=== Items listed in a dataset ===
====================
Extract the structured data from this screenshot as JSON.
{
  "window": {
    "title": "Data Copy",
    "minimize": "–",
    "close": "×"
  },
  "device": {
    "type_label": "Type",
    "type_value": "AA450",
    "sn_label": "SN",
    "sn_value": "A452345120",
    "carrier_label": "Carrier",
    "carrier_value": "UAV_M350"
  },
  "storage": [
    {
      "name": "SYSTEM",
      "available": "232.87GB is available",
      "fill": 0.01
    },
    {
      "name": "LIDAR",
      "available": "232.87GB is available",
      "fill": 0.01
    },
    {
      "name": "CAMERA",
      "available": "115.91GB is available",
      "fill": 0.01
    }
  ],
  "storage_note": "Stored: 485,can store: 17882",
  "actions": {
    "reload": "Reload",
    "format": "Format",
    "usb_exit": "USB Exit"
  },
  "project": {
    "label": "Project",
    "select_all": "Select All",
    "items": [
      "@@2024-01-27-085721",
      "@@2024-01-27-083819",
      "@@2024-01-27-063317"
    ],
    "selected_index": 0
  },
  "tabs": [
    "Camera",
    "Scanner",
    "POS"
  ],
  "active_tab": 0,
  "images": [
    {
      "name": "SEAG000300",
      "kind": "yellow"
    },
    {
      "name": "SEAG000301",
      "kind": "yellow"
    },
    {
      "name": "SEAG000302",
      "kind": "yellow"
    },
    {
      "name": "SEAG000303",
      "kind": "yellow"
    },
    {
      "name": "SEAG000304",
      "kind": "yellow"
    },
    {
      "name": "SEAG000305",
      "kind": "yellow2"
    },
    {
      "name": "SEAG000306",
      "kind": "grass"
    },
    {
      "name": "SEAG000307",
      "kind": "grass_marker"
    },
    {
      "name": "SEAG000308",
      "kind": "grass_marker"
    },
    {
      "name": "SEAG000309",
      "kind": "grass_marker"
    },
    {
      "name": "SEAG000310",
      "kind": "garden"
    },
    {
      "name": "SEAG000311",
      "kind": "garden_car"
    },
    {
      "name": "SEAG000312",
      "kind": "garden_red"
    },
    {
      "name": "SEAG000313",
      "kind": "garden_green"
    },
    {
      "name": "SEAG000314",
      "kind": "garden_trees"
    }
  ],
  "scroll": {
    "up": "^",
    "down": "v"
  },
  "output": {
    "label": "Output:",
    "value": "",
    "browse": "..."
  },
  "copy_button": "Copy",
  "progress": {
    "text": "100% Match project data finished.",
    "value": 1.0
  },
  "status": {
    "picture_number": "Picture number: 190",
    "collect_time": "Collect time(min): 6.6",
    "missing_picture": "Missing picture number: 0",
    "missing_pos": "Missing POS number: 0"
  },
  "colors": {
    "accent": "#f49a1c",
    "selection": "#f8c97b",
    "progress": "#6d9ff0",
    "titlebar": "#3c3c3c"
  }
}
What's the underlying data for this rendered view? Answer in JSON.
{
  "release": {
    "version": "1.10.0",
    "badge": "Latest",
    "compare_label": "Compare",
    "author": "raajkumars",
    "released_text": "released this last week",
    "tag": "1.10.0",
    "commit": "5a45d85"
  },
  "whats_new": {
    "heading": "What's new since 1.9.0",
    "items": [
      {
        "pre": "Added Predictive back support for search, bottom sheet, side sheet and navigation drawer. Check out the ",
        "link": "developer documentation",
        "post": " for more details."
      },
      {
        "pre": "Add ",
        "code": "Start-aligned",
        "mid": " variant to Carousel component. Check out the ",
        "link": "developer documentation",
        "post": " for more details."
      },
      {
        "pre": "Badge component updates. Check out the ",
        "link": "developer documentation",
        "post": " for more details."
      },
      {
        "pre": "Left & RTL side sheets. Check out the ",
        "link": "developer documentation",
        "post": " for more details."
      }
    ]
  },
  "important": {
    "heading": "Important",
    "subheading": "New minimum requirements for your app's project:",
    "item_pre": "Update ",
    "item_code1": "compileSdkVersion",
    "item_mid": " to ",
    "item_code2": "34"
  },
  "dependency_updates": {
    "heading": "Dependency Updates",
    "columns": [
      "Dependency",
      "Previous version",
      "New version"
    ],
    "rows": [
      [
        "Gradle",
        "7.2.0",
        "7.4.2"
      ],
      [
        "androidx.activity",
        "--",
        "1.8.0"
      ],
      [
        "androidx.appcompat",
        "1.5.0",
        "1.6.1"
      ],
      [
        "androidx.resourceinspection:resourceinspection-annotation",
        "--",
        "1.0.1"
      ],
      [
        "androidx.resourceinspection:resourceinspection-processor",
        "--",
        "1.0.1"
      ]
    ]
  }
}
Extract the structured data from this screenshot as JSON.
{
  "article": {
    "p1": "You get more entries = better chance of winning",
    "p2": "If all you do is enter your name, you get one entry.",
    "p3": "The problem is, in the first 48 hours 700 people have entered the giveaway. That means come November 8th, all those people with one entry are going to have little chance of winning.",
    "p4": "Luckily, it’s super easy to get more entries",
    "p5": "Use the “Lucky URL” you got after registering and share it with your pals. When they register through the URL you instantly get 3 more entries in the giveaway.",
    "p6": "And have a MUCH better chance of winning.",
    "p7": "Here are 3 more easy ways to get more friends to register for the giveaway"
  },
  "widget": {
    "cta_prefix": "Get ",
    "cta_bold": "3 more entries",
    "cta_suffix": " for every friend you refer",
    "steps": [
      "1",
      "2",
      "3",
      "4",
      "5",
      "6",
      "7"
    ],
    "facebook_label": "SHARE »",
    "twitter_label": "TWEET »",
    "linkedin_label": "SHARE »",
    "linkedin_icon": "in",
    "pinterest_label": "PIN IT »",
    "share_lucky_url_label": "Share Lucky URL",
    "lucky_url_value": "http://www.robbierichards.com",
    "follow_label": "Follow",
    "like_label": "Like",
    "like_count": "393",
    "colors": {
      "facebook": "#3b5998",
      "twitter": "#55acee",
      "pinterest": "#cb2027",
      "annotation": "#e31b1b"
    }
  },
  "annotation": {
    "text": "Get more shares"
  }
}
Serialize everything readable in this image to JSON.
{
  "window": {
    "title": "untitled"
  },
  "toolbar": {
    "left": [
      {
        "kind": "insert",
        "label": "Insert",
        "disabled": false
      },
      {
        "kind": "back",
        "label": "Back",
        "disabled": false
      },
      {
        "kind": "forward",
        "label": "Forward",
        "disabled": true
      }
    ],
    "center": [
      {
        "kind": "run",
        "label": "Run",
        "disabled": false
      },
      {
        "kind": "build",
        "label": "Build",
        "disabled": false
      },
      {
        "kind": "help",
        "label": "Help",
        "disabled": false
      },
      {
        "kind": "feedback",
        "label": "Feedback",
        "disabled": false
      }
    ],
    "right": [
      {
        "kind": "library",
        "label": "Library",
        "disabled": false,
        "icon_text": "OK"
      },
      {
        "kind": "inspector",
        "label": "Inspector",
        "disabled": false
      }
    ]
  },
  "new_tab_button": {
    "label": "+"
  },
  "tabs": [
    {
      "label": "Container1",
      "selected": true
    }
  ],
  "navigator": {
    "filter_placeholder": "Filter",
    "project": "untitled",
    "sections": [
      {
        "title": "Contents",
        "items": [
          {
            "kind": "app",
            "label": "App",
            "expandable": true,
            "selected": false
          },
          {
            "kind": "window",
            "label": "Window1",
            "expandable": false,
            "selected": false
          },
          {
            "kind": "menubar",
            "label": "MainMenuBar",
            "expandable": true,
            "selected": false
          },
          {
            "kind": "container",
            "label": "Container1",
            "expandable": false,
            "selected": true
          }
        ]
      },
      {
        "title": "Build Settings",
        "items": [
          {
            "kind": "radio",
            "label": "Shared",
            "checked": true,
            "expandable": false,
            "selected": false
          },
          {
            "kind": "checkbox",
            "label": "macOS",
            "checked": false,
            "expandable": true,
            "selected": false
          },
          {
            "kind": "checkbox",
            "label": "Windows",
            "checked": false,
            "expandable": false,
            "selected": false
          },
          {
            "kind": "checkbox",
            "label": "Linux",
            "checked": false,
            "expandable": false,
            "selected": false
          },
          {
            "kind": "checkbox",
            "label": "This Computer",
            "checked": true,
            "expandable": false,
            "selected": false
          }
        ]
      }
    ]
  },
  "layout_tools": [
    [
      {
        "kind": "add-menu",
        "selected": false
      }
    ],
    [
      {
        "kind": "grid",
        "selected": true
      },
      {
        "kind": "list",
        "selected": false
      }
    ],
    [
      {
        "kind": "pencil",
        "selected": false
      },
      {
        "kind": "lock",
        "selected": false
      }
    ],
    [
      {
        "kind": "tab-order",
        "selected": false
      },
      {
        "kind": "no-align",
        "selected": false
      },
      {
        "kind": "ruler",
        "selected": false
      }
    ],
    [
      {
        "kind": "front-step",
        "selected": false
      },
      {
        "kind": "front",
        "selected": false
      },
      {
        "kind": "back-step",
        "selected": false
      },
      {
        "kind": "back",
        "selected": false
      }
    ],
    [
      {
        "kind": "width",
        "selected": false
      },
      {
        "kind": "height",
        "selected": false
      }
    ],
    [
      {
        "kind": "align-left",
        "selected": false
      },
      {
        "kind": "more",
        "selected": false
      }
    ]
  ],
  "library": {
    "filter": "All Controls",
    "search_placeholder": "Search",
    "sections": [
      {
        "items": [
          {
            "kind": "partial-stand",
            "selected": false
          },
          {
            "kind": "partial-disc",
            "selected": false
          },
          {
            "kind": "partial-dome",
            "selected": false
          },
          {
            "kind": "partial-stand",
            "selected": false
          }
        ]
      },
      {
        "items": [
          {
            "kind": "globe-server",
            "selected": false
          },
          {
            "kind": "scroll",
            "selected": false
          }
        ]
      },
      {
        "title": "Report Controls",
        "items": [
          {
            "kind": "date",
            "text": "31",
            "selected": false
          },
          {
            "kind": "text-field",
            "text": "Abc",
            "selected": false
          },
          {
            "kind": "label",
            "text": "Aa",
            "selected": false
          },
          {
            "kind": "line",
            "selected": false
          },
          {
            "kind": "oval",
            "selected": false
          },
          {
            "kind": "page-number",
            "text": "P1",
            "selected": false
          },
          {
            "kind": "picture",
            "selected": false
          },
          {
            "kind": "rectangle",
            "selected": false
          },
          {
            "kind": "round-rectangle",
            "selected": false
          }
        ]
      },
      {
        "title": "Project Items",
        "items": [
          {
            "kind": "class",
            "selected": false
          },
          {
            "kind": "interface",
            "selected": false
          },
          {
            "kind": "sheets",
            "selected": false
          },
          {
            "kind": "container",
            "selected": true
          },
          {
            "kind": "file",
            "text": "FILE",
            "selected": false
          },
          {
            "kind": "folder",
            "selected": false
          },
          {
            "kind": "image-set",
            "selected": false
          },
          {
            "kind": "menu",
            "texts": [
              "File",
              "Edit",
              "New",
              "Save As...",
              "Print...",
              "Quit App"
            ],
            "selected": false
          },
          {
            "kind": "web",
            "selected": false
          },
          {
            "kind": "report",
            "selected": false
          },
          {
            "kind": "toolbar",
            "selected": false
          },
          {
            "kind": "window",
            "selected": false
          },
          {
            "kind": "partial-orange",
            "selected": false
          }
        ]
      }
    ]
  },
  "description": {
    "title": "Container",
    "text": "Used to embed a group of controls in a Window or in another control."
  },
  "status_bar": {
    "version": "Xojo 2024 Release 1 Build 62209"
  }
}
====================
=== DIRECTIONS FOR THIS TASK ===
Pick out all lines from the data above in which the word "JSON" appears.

=== RESULT OF THE TASK ===
Extract the structured data from this screenshot as JSON.
What's the underlying data for this rendered view? Answer in JSON.
Extract the structured data from this screenshot as JSON.
Serialize everything readable in this image to JSON.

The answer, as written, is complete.